START SUPPLIED INFORMATION
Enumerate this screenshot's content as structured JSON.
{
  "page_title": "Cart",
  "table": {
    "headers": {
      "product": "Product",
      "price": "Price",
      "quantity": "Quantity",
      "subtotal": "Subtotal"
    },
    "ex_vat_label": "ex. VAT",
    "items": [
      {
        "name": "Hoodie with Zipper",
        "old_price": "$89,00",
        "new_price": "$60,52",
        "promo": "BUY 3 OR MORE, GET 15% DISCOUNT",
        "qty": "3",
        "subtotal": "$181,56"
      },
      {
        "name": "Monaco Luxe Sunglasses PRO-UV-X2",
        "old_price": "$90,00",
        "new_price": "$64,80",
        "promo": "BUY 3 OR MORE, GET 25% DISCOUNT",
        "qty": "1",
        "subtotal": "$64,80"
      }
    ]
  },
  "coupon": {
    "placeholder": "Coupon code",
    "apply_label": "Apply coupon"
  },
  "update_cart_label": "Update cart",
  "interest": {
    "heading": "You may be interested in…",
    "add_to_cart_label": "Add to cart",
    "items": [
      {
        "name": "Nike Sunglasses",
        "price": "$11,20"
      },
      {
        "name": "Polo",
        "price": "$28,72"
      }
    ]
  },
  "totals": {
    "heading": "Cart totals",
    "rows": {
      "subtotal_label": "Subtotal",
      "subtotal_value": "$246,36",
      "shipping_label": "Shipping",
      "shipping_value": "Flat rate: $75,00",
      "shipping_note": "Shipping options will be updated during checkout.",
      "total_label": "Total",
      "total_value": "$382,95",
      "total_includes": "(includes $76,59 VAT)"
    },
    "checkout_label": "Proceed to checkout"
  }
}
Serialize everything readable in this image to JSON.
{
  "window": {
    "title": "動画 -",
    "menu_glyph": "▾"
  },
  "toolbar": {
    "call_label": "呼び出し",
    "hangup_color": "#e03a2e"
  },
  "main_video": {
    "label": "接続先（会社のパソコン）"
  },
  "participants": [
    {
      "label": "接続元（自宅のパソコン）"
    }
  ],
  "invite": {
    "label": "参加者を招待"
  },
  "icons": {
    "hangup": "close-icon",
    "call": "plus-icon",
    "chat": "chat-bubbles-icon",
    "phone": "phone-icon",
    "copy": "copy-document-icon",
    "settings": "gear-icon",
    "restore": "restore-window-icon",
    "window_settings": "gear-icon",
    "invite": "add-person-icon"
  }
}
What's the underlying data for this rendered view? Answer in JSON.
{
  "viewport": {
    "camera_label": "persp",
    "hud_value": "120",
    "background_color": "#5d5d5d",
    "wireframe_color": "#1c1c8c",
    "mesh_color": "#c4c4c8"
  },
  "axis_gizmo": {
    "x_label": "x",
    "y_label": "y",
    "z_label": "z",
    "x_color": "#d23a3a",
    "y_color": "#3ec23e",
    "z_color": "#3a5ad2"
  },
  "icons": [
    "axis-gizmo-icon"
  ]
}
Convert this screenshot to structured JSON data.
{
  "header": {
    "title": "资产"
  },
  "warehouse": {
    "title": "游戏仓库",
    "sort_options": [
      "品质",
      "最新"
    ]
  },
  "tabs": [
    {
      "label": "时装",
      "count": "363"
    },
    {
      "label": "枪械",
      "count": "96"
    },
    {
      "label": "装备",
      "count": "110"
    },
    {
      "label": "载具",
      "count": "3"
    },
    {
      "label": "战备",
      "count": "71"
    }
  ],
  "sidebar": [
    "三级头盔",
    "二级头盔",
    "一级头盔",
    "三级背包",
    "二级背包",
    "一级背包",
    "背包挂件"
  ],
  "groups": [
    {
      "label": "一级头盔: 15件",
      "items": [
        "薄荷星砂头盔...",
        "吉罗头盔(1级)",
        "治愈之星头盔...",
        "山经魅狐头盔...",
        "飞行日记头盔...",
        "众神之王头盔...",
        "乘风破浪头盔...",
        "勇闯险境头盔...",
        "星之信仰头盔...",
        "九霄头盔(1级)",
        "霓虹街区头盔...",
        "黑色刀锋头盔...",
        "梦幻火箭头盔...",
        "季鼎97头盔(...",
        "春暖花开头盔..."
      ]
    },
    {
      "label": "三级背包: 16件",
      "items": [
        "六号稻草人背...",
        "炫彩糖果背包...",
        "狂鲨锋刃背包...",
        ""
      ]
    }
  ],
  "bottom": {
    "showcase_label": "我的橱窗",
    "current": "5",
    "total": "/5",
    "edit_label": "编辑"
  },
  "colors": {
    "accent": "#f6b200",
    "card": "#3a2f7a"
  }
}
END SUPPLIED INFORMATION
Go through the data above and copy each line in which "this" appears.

Enumerate this screenshot's content as structured JSON.
Serialize everything readable in this image to JSON.
What's the underlying data for this rendered view? Answer in JSON.
Convert this screenshot to structured JSON data.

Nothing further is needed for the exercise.